There are a handful of small studies about adult former homeschoolers, but the rest is guesswork. We don’t have a good picture of the socioeconomic status of homeschooling families. We don’t really know how homeschoolers as a population do on achievement tests because we don’t have any surveys that aren’t self-selected. We don’t even have a good idea of how many people are homeschooling. It might be a million and a half, it might be twice that. We need good data and we simply don’t have it.
Are the kids I knew in high school who were all upper middle class children, mostly of parents with degrees in STEM fields, an accurate representation? What about the kids I knew when I was younger whose blue collar parents had no college and were passing their non-standard English dialect on to the kids rather than standard English grammar? Was my dad right when he always said that math was a weakness that homeschoolers needed to watch out for because the kids were being taught primarily by mothers who had been put on the consumer math track in school? Was I right when I used to tell people that the reason they thought homeschoolers were weird was because the normal ones who are in the majority didn’t advertise that they were homeschooled?

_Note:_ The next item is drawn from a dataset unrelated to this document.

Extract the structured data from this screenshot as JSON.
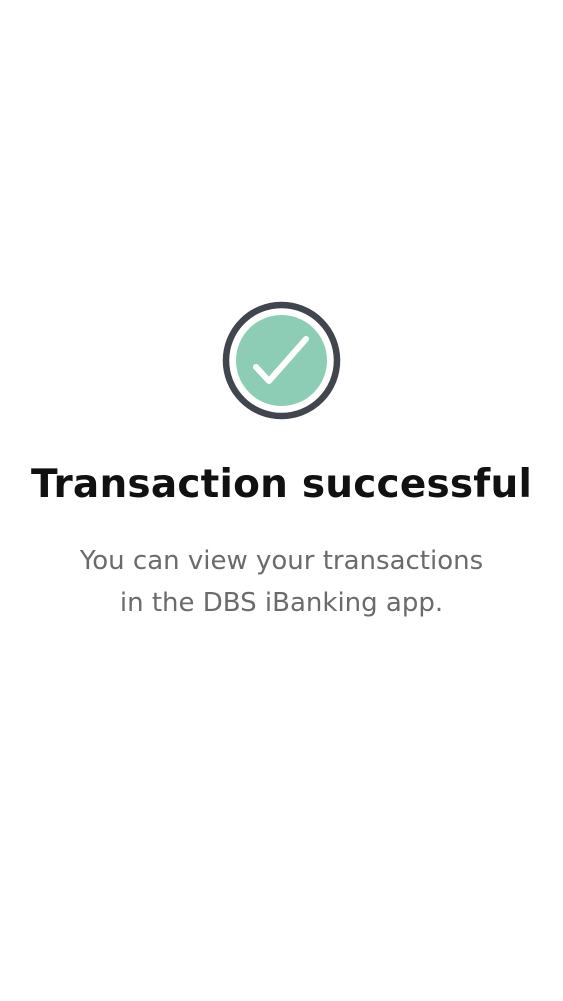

I don’t know because no one does.
And yet the Brian Ray/NHERI research keeps getting repeated in conservative and mainstream media even though it doesn’t actually tell us anything.
I understand why homeschool parents want to like the NHERI numbers; they help reassure them that they’re on the right path and not totally screwing up their kids with the homeschool choice. That’s why what NHERI’s doing with self-selected, unscientific research methods is so messed up. Parents, good parents, are relying on data that’s given a veneer of science but that may well be leading them to make educational choices that aren’t the best possible for their children. If math education, for example, really is the weakness for homeschoolers that my dad thought it was, homeschoolers need to know that so they can compensate for the weakness. If more than a fringe number of homeschool kids are having trouble fitting in with mainstream society because of the homeschool bubble, parents need to know that to correct for it.
With nothing but bad data to rely on, parents are left stumbling around in the dark hoping that they aren’t going to bash their shin on the corner of the coffee table or step on a stray Lego. That’s not serving homeschool parents well, and it’s certainly not doing anything for the kids.